The idea that retaining a customer is more profitable than acquiring a new one has become a marketing cliché, and it has never been more true than it is right now. As competition intensifies, getting the attention of prospects and converting them into customers is an increasingly expensive proposition. In fact, best estimates suggest that it is six to seven times more expensive to acquire a new customer than it is to keep an existing one. Research has also shown that new prospects are more difficult to convert into buyers than are your existing customers. When considering a new purchase, customers who have bought from you before tend to convert into buyers 60 to 70 per cent of the time. In contrast, new prospect conversion rates are much lower, in the range of five to 20 per cent. And even once the decision is made to buy from you, an existing customer will spend approximately two-thirds more than a new customer. That is, existing customers are dramatically less expensive to convert into buyers and when they do buy, they spend substantially more than new customers. It should not be surprising, then, that on average a five per cent increase in customer retention rates can increase profitability by nearly 100 per cent.

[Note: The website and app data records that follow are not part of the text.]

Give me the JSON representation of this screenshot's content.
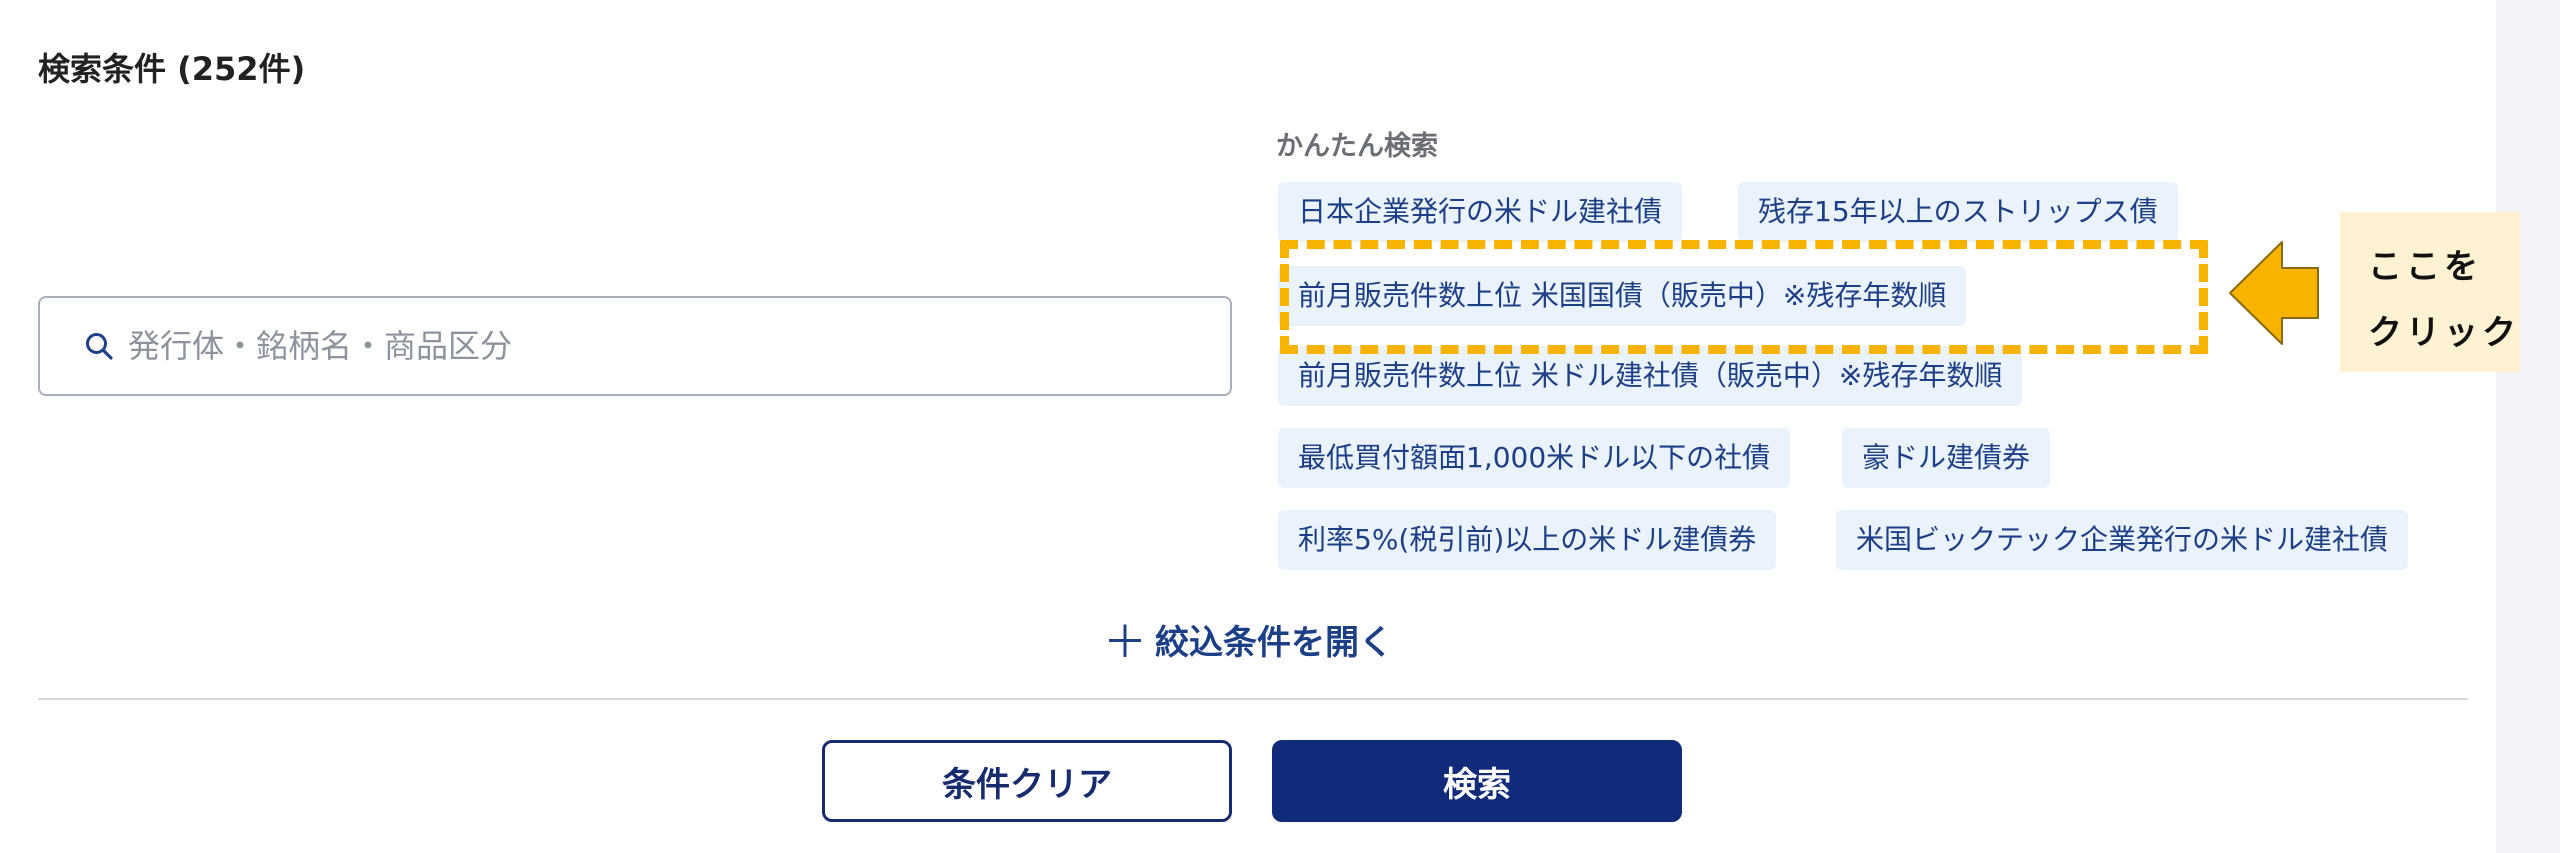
{
  "header": {
    "title": "検索条件 (252件)"
  },
  "search": {
    "placeholder": "発行体・銘柄名・商品区分",
    "value": ""
  },
  "quick_search": {
    "label": "かんたん検索",
    "chips": [
      "日本企業発行の米ドル建社債",
      "残存15年以上のストリップス債",
      "前月販売件数上位 米国国債（販売中）※残存年数順",
      "前月販売件数上位 米ドル建社債（販売中）※残存年数順",
      "最低買付額面1,000米ドル以下の社債",
      "豪ドル建債券",
      "利率5%(税引前)以上の米ドル建債券",
      "米国ビックテック企業発行の米ドル建社債"
    ]
  },
  "callout": {
    "line1": "ここを",
    "line2": "クリック"
  },
  "filters": {
    "open_label": "絞込条件を開く"
  },
  "actions": {
    "clear_label": "条件クリア",
    "search_label": "検索"
  },
  "colors": {
    "accent_navy": "#112b7a",
    "chip_bg": "#eaf2fb",
    "chip_text": "#1d3f86",
    "highlight": "#f6b400",
    "callout_bg": "#fdf2d1"
  },
  "icons": {
    "search": "magnifier-icon",
    "plus": "plus-icon",
    "arrow": "left-arrow-icon"
  }
}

Customer loyalty has real, tangible value. It is not, however, as simple as a loyalty program. There are more than three billion loyalty program members in North America. That averages out to just under 30 programs per household. In Canada, many of those programs – including Cineplex’s Scene, Shoppers Drug Mart’s Optimum, Loblaw’s PC Points, Air Miles and Aeroplan – are world-class examples of loyalty cards that are valued by customers. Nevertheless, most of us have a pile of other cards that we have thrown into a purse, wallet or junk drawer, never to be seen or used again. The key to loyalty is not signing people up to a loyalty program. True loyalty comes from the overall value proposition. In 2013, I published The Retail Value Proposition, which provided a framework for creating value for Canadian customers. This summer, the second edition of the book will be released, focusing on the American market. From the research that went into both books, it became obvious to me that the future of competition was not in the location of your business or the products you put on the shelf, but in the ability of your company to use the information that was being made available through loyalty programs and other “big data” initiatives to better understand your customers. I am not the only one to have made this claim, but my research points to a different approach to marketing for many organizations. Specifically, most Canadian and Albertan businesses need to quickly become much better at data analytics. In Alberta, we clearly have the talent. As Canada’s Prime Minister talks about resourcefulness and the Government of Alberta looks to diversify our economy, we all too often forget about the world-class talent we have in marketing, analytics and consumer research. At the University of Alberta, we have some of the world’s leading researchers in consumer marketing and analytics and a history of sparking new ventures through advances in management science. One local example is Darkhorse Analytics, which was spun out of a research lab at the University of Alberta in 2008. At the cutting edge of using data to drive business decisions and visualize opportunities, Darkhorse has quickly made a name for itself with a client list that ranges from Enbridge to Finning to Procter & Gamble. Advanis, which celebrated its 25th anniversary last summer, is another example of a data analytics and research company with roots in Alberta. Even undergraduate students are getting in on the action and have formed their own research and consulting group (sorconsulting.com). Building on our historical strength in this area, the University of Alberta’s School of Retailing recently hosted its second annual Thought Leadership Conference. The event brought retailers and consumer marketing executives from across Canada together with local business people and university students. We spent the day talking about innovation in Canadian consumer marketing and, in particular, the ever-increasing importance of customer analytics. The audience heard from leaders like Bryan Pearson, CEO of LoyaltyOne, and Jan Kestle, CEO of Environics Analytics, who talked about the impact Canadian companies can have on a global stage. The practice of loyalty marketing is in the middle of a dramatic transformation driven by technology and the availability of big data. As Albertans and Canadians, we have an opportunity to play a leading role in this revolution by continuing to leverage our academic, analytic and entrepreneurial talent.
The Value of Customer Loyalty Programs Isn't Customer Loyalty
Takeaway: The future of competition is not in the location of your business or the products you put in your shelf, but in your ability to use the data collected through loyalty programs